 At UPSYKL, we want to encourage customers to buy less, choose well and make an impact.

Upcycling is the process of transforming by-products or unwanted products into new materials or products of better quality or for better environmental value.

“Back when I was in university, I would always go thrifting, not just for clothes but also books as well as furniture at stores that would use the funds for noble causes such as Cancer Research UK or the British Heart Foundation.”

Influenced by the idea of giving back to the community at the same time, being eco-friendly, she started UPSYKL in hopes of doing the same.

When she first kick-started UPSYKL, Nabilah would tell people to recycle for cash and was surprised to receive an overwhelming response.

With more than enough material, she started looking for a designer to start production and seven months later, she engaged local designer Humaira Zakaria and started work on her first collection — Pop-Recovered — which was launched in March this year.

This was followed by the June launch of the second line, the ECOEID’18 collection, outsourcing the work to two designers  – Humaira Zakaria and Aisyah Azlan.

Cutting against the grain

Because upcycling is a very new concept in Brunei, Nabilah says she faces challenges in trying to change perceptions.

“It’s quite tough to shift mindsets, let alone the stigma toward pre-loved clothes which can actually be disinfected and cleaned”, she says.

She adds that this is particularly true among the older generation who tend to perceive them as dirty and unhygienic.

“There are a lot of factors to consider when it comes to sustainable fashion. For us at UPSYKL, we want to encourage customers to buy less, choose well and make an impact.”

Another challenge is the availability of designers with sufficient training and expertise in designing pre-loved clothes.

Upcycling involves a deeper level of creativity to further expand the lifespan of pre-loved clothes, says Nabilah, adding that, 90 per cent of the time it is used in re-sewing and in the deconstruction of clothes.

Hence, the creative process needs a certain mental endurance and sewing skill to be able to produce upcycled pieces, she said.

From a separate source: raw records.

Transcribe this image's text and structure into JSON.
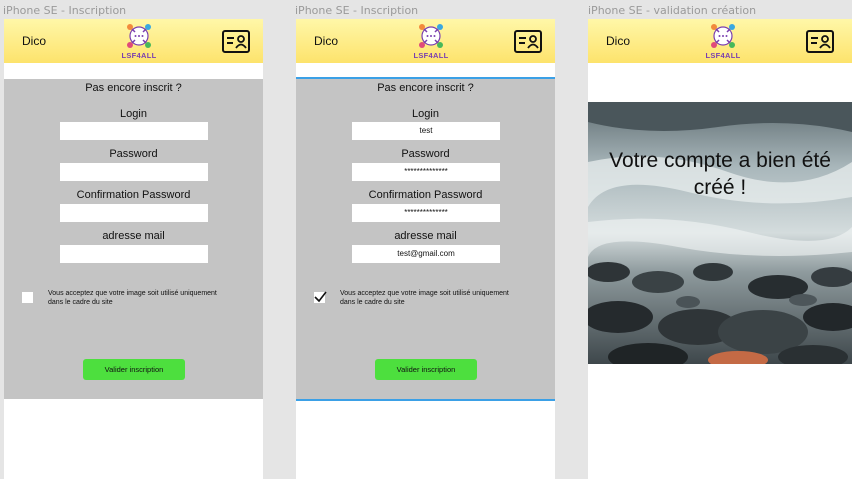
{
  "frames": [
    {
      "title": "iPhone SE - Inscription",
      "header": {
        "menu_label": "Dico",
        "logo_text": "LSF4ALL"
      },
      "form": {
        "title": "Pas encore inscrit ?",
        "login_label": "Login",
        "login_value": "",
        "password_label": "Password",
        "password_value": "",
        "confirm_label": "Confirmation Password",
        "confirm_value": "",
        "email_label": "adresse mail",
        "email_value": "",
        "consent_checked": false,
        "consent_text": "Vous acceptez que votre image soit utilisé uniquement dans le cadre du site",
        "submit_label": "Valider inscription"
      }
    },
    {
      "title": "iPhone SE - Inscription",
      "header": {
        "menu_label": "Dico",
        "logo_text": "LSF4ALL"
      },
      "form": {
        "title": "Pas encore inscrit ?",
        "login_label": "Login",
        "login_value": "test",
        "password_label": "Password",
        "password_value": "**************",
        "confirm_label": "Confirmation Password",
        "confirm_value": "**************",
        "email_label": "adresse mail",
        "email_value": "test@gmail.com",
        "consent_checked": true,
        "consent_text": "Vous acceptez que votre image soit utilisé uniquement dans le cadre du site",
        "submit_label": "Valider inscription"
      }
    },
    {
      "title": "iPhone SE - validation création",
      "header": {
        "menu_label": "Dico",
        "logo_text": "LSF4ALL"
      },
      "confirmation": {
        "message": "Votre compte a bien été créé !"
      }
    }
  ],
  "colors": {
    "header_top": "#fff7a8",
    "header_bottom": "#fde36c",
    "form_bg": "#c4c4c4",
    "button_green": "#4ddf3e",
    "selection_blue": "#3ba0e6",
    "logo_purple": "#7a3fb0"
  },
  "icons": {
    "logo": "lsf4all-logo",
    "profile": "id-card-icon",
    "check": "check-icon"
  }
}
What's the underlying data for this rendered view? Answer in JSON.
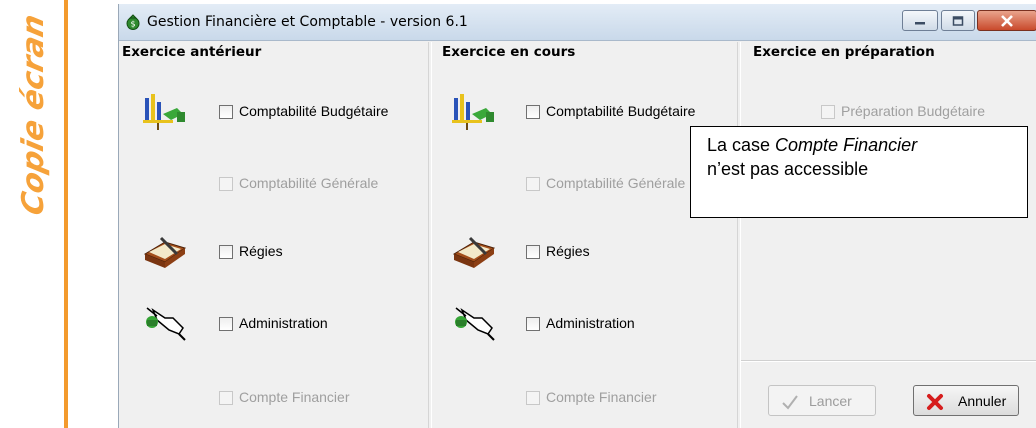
{
  "side_label": "Copie écran",
  "window": {
    "title": "Gestion Financière et Comptable - version 6.1"
  },
  "columns": [
    {
      "title": "Exercice antérieur",
      "items": [
        {
          "icon": "budget-chart-icon",
          "label": "Comptabilité Budgétaire",
          "enabled": true
        },
        {
          "icon": "",
          "label": "Comptabilité Générale",
          "enabled": false
        },
        {
          "icon": "book-pen-icon",
          "label": "Régies",
          "enabled": true
        },
        {
          "icon": "hand-cursor-icon",
          "label": "Administration",
          "enabled": true
        },
        {
          "icon": "",
          "label": "Compte Financier",
          "enabled": false
        }
      ]
    },
    {
      "title": "Exercice en cours",
      "items": [
        {
          "icon": "budget-chart-icon",
          "label": "Comptabilité Budgétaire",
          "enabled": true
        },
        {
          "icon": "",
          "label": "Comptabilité Générale",
          "enabled": false
        },
        {
          "icon": "book-pen-icon",
          "label": "Régies",
          "enabled": true
        },
        {
          "icon": "hand-cursor-icon",
          "label": "Administration",
          "enabled": true
        },
        {
          "icon": "",
          "label": "Compte Financier",
          "enabled": false
        }
      ]
    },
    {
      "title": "Exercice en préparation",
      "items": [
        {
          "icon": "",
          "label": "Préparation Budgétaire",
          "enabled": false
        }
      ]
    }
  ],
  "buttons": {
    "lancer": "Lancer",
    "annuler": "Annuler"
  },
  "callout": {
    "text_before": "La case ",
    "text_em": "Compte Financier",
    "text_after": "n’est pas accessible"
  },
  "colors": {
    "accent_orange": "#f39a2d",
    "title_bar": "#d6e3f1"
  }
}
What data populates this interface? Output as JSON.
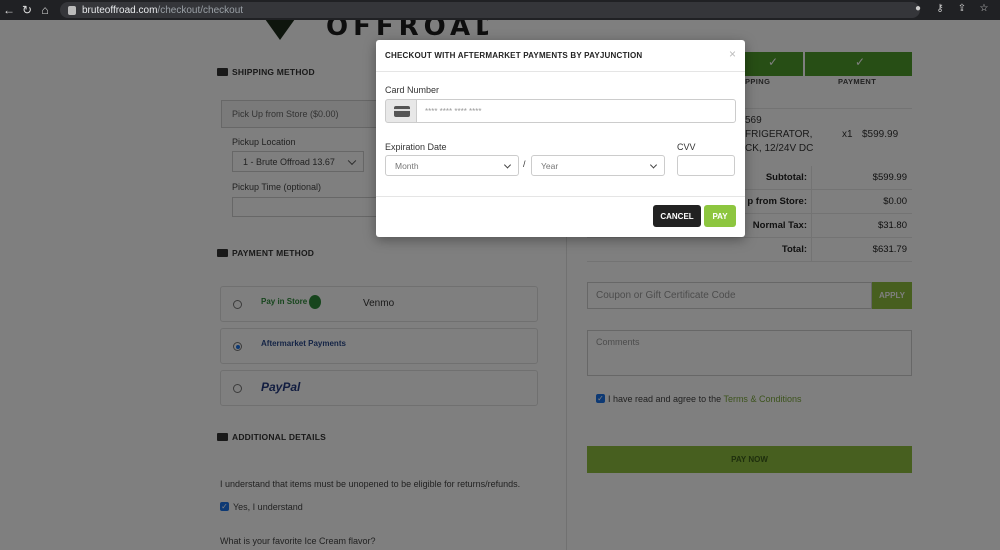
{
  "browser": {
    "url_host": "bruteoffroad.com",
    "url_path": "/checkout/checkout"
  },
  "site": {
    "logo_text": "OFFROAD"
  },
  "shipping": {
    "title": "SHIPPING METHOD",
    "method_value": "Pick Up from Store ($0.00)",
    "pickup_location_label": "Pickup Location",
    "pickup_location_value": "1 - Brute Offroad 13.67",
    "pickup_time_label": "Pickup Time (optional)"
  },
  "payment": {
    "title": "PAYMENT METHOD",
    "options": [
      {
        "brand": "Pay in Store",
        "name": "Venmo",
        "checked": false
      },
      {
        "brand": "Aftermarket Payments",
        "name": "",
        "checked": true
      },
      {
        "brand": "PayPal",
        "name": "",
        "checked": false
      }
    ]
  },
  "additional": {
    "title": "ADDITIONAL DETAILS",
    "returns_notice": "I understand that items must be unopened to be eligible for returns/refunds.",
    "understand_label": "Yes, I understand",
    "ice_cream_question": "What is your favorite Ice Cream flavor?"
  },
  "steps": {
    "shipping_label": "SHIPPING",
    "shipping_partial": "PPING",
    "payment_label": "PAYMENT"
  },
  "cart": {
    "item_line1": "569",
    "item_line2": "FRIGERATOR,",
    "item_line3": "CK, 12/24V DC",
    "qty": "x1",
    "price": "$599.99"
  },
  "summary": [
    {
      "label": "Subtotal:",
      "value": "$599.99"
    },
    {
      "label": "p from Store:",
      "value": "$0.00"
    },
    {
      "label": "Normal Tax:",
      "value": "$31.80"
    },
    {
      "label": "Total:",
      "value": "$631.79"
    }
  ],
  "coupon": {
    "placeholder": "Coupon or Gift Certificate Code",
    "apply_label": "APPLY"
  },
  "comments": {
    "placeholder": "Comments"
  },
  "terms": {
    "text": "I have read and agree to the ",
    "link": "Terms & Conditions"
  },
  "pay_now_label": "PAY NOW",
  "modal": {
    "title": "CHECKOUT WITH AFTERMARKET PAYMENTS BY PAYJUNCTION",
    "close_glyph": "×",
    "card_number_label": "Card Number",
    "card_number_placeholder": "**** **** **** ****",
    "expiration_label": "Expiration Date",
    "month_placeholder": "Month",
    "year_placeholder": "Year",
    "slash": "/",
    "cvv_label": "CVV",
    "cancel_label": "CANCEL",
    "pay_label": "PAY"
  },
  "colors": {
    "accent_green": "#8dc63f",
    "step_green": "#4f9d2b",
    "dark": "#222222"
  }
}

“There are many other challenges, however none is greater than the aim of starting UPSYKL — which is to save the planet one shirt at a time.”

“I am very fortunate to be surrounded with talented designers and sewists who have helped me in raising awareness of green consumption in fashion,” she adds.

When asked about future plans, Nabilah said in five years’ time, she aims to expand her business to Singapore, Malaysia, Indonesia and perhaps Korea and Japan as an upcycling platform for the public.

Stitching together a sustainable future

It doesn’t just stop at upcycling, Nabilah is keen to start practicing a zero-waste cutting strategy in order reduce fabric waste and protect the environment.

Inspired by her recent trip to Malaysia, she explains that the zero-waste cutting strategy is when sewists design garments with pattern pieces which generate no waste.

It is actually difficult to practice a zero-waste cutting strategy, which is why not many designers want to embrace it. 

“It is actually difficult to practice a zero-waste cutting strategy, which is why not many designers want to embrace it. It requires creativity and a lot of thought process goes into it,” Nabilah says.

The design process should include sustainability, longevity and biodegradability of the products, the environment-conscious fashion designer says.

In terms of giving back, UPSYKL is currently in discussions with a local NGO to empower  underprivileged women in the country. “Through this [upcoming] project, we hope to teach and sharpen their skills to produce garments. A portion of the sales will be donated towards this cause.”

The fashion brand is also looking to ramp up production by introducing a basics collection which will be regularly updated every month.

“People may see it as mass producing like other retail companies, but in fact, we are performing mass cleaning.”

Locally, she says that she has observed a growing trend and awareness to be eco-friendly and hopes everyone can do their part to make the world a better place for the future generation.